- _Your objective_
Search the data for "this". Return each matching line.

Start of Available records

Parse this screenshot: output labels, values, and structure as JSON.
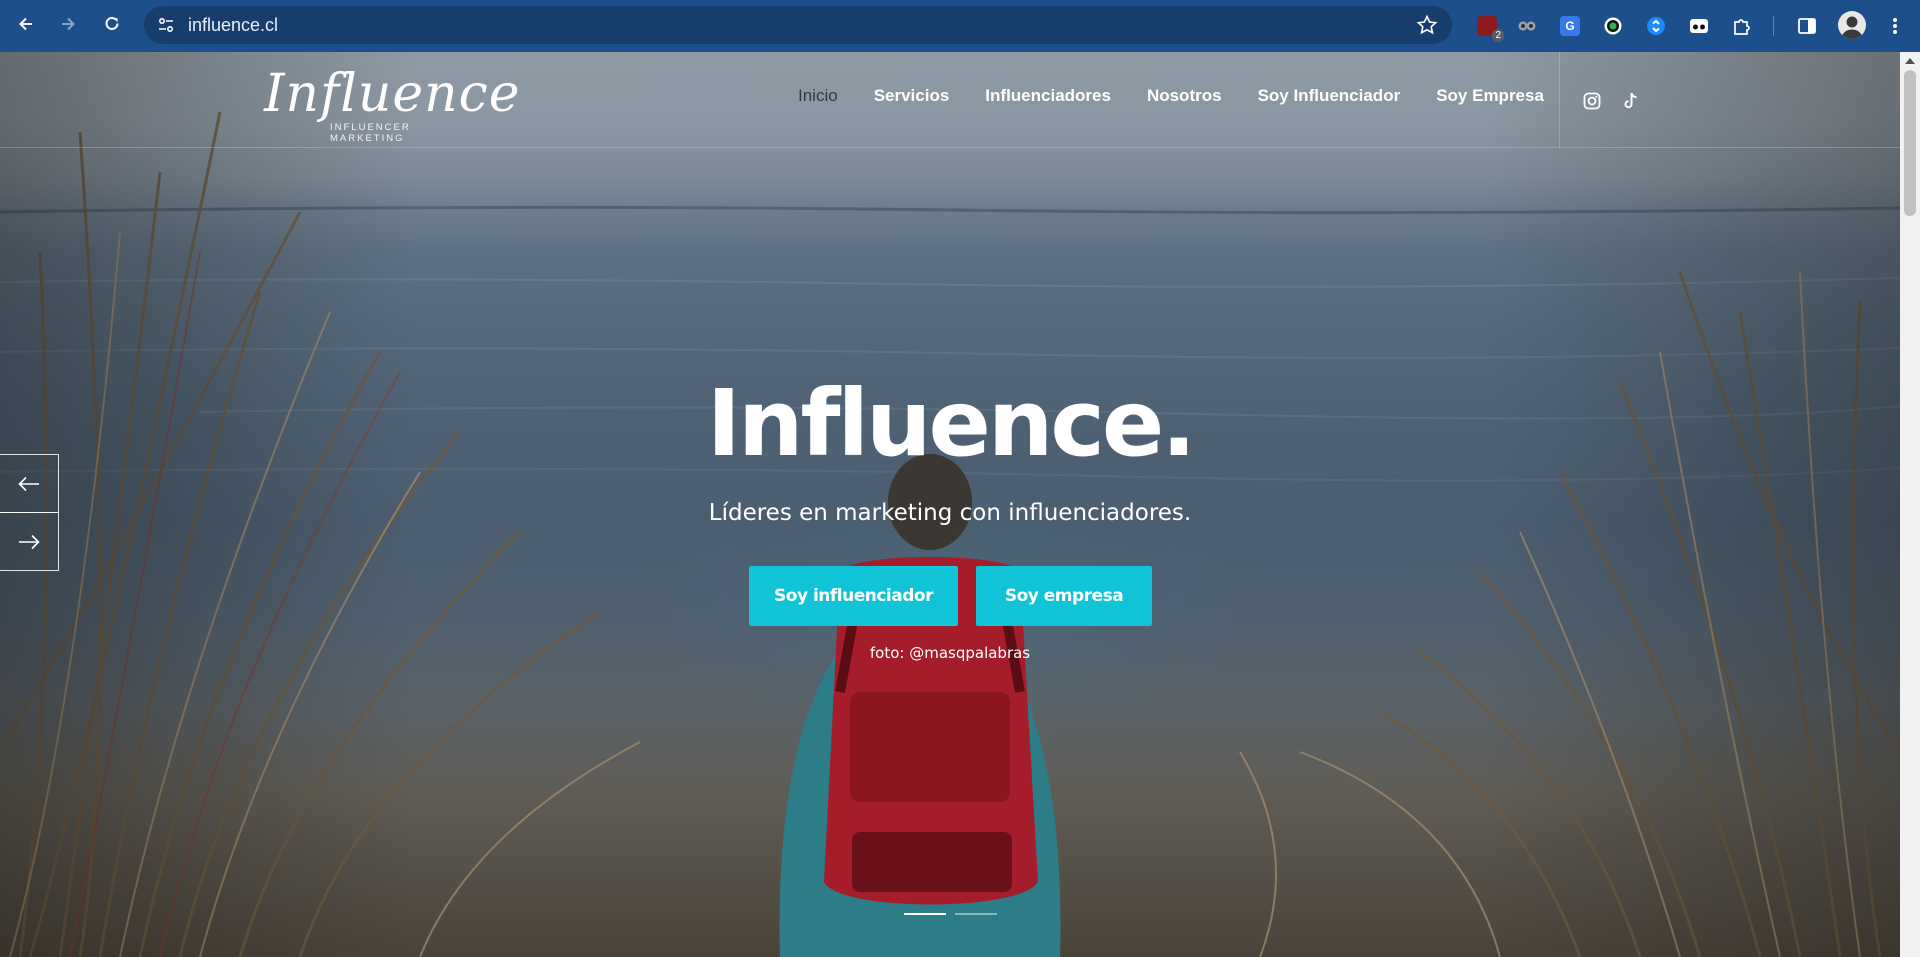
{
  "browser": {
    "url": "influence.cl",
    "extension_badge_count": "2"
  },
  "site": {
    "logo_script": "Influence",
    "logo_tagline": "INFLUENCER MARKETING",
    "nav": [
      {
        "label": "Inicio",
        "active": true
      },
      {
        "label": "Servicios",
        "active": false
      },
      {
        "label": "Influenciadores",
        "active": false
      },
      {
        "label": "Nosotros",
        "active": false
      },
      {
        "label": "Soy Influenciador",
        "active": false
      },
      {
        "label": "Soy Empresa",
        "active": false
      }
    ],
    "social_icons": [
      "instagram-icon",
      "tiktok-icon"
    ]
  },
  "hero": {
    "title": "Influence.",
    "subtitle": "Líderes en marketing con influenciadores.",
    "cta_primary": "Soy influenciador",
    "cta_secondary": "Soy empresa",
    "photo_credit": "foto: @masqpalabras",
    "slides": {
      "total": 2,
      "active": 1
    }
  },
  "colors": {
    "chrome": "#1c4f8c",
    "omnibox": "#163d6b",
    "cta": "#10c3d6"
  }
}
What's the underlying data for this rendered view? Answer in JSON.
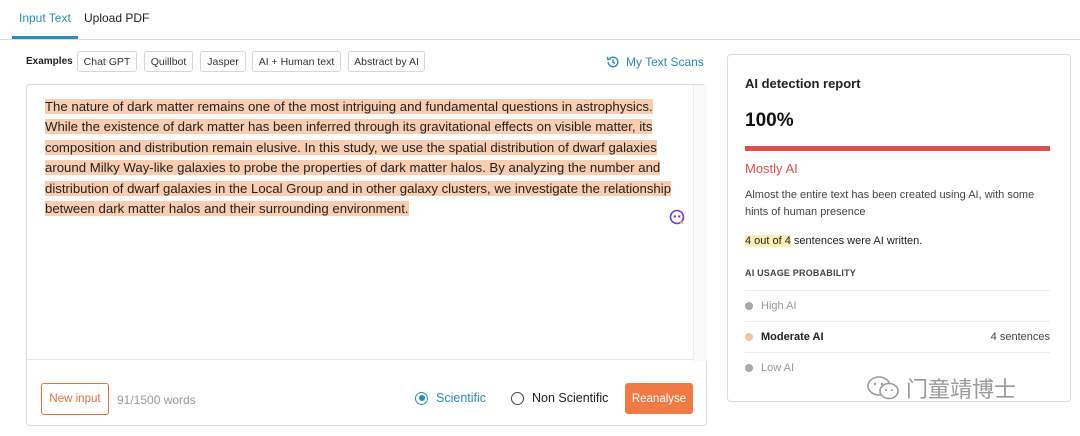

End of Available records

- _Output of the task_
Parse this screenshot: output labels, values, and structure as JSON.
What's the underlying data for this rendered view? Answer in JSON.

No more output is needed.